How were you feeling with the outcome of the event?
Super happy and a bit overwhelmed by the response on the whole. We wanted it to appeal to even the most ardent fans of the brand and I feel we achieved that. When guys like Barry Bown and Paul Fox from JD rate what you have done then you know you are doing something right as those guys are not only huge adidas fans but have been in the industry a long time and really do know their onions. There is an invite-only Facebook group of adidas collectors – a group of them met up there on the first weekend and I happened to pop in with my wife and son while they were there. I got chatting with them and my wife (in the nicest possible way) got off and left me there with them answering questions. Over the course of the nine days it was great to meet people first-hand who are really passionate about the brand and its products as I’m not a person who spends a lot of time online. We were also really pleased that we were able to raise a significant amount of money for and help raise awareness of the Teenage Cancer Trust. Noel Gallagher contributed some valuable pieces to the exhibition and is a big supporter of the charity.

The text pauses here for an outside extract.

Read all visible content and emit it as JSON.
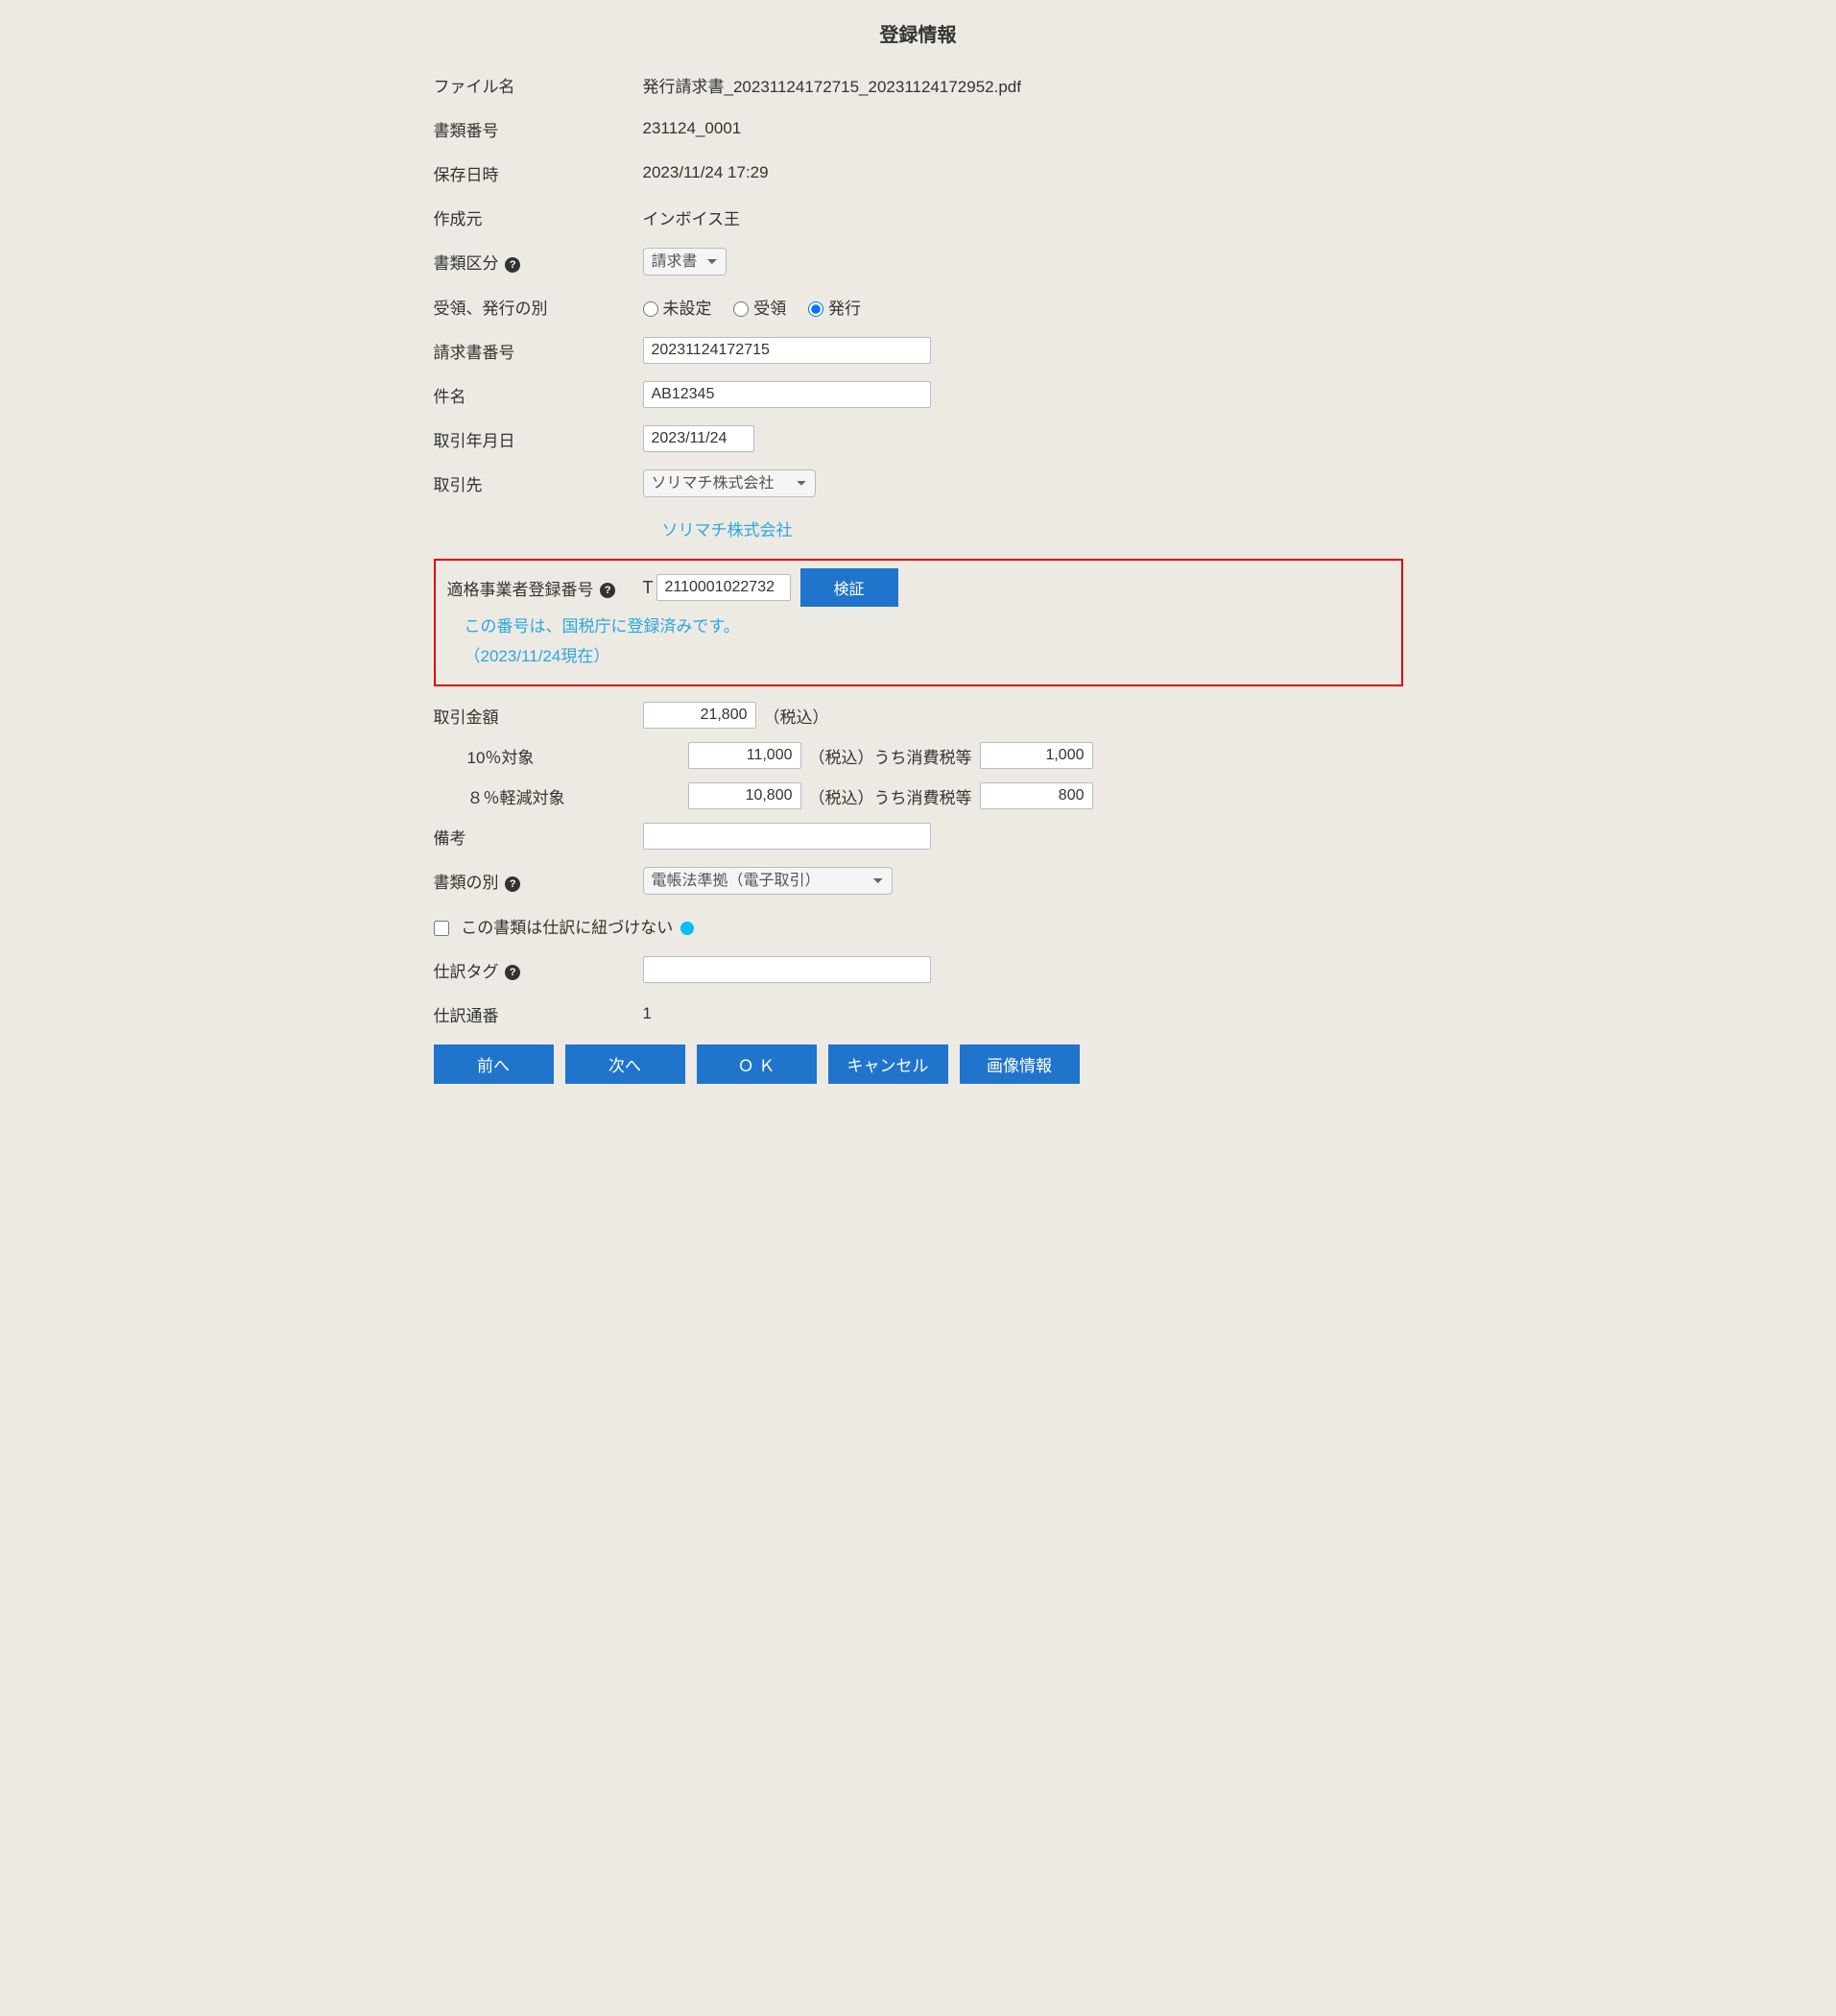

Really big congrats from us here at eatmoershoes, we feel incredibly proud to also be supporters and lovers of the brand, especially after such events. That’s the lighter side, though before the doors opened you gave us a speech that got quite heavy, and maybe the ‘toughest’ or ‘heaviest’ thing we heard you say was: “no brand on the planet is as culturally relevant as adidas is”. Gary, do you think you can tell us what adidas did over the years to truly secure this to be true?
It maybe came across like a ‘sound bite’ but I believe it to be fact. The only brand that even come close for me are Levi’s as far as long term relevance goes. There are no sportswear brands that come anywhere near. With adidas you have this enormous and indisputable sporting heritage that includes everyone from Jesse Owens to Muhammad Ali right up to the present day with Lionel Messi but then you have this whole other side to the brand where it has been embraced by a host of subcultures. Global rock stars in the late ’60s and early ’70s. Punk rockers and reggae artists in the mid to late ’70s. British football casuals from the late ’70s to the present day. Hip Hop culture at its very roots in the early ’80s. Rappers in the mid to late ’80s through to present day. Acid House ravers in the late ’80s. Metal bands from the ’80s through to the late ’90s. Britpop in the mid to late ’90s. Grime MCs in the noughties. I’m sure there are others that I have overlooked but that gives you some insight. I believe I have a pretty strong case on this one.

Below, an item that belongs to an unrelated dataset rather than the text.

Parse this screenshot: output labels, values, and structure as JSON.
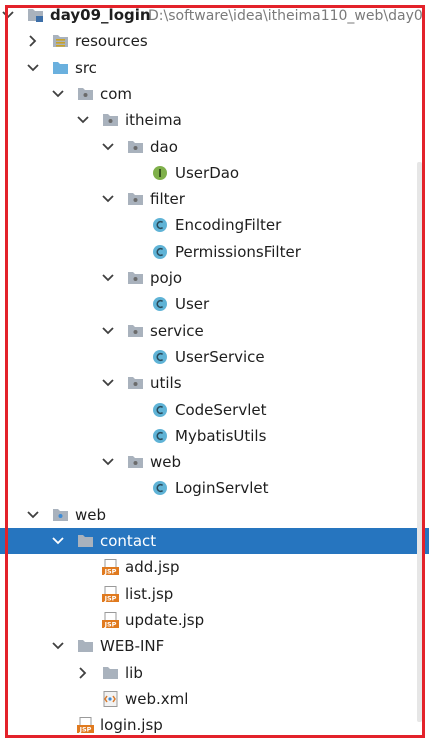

Now, more importantly maybe, what do you think adidas has to continue to do into the future to maintain this same truth?
Keep making good products and hope that exciting subcultures continue to emerge that those products become relevant to.
And lastly, can you please give us a sneak peek or a teaser into what’s up your sleeve for the near future?
The Spezial exhibition was the first part of what will be an ongoing project.
We look forward to seeing what comes next from you (and Mike?), Gary, and especially if that’s in regards to new releases or specialty events. On behalf of everyone who loves the brand (especially that secret, invite-only, online group you mentioned) we want to thank you and everyone involved for putting on such an event – it was truly spezial for us and something we will remember always. Finally, we want to thank you for taking the time to talk with us and open your history book as the pages are certainly of interest to the community, in and outside the UK. Stay in touch and take care.
written by Dylan Cromwell
photography by errol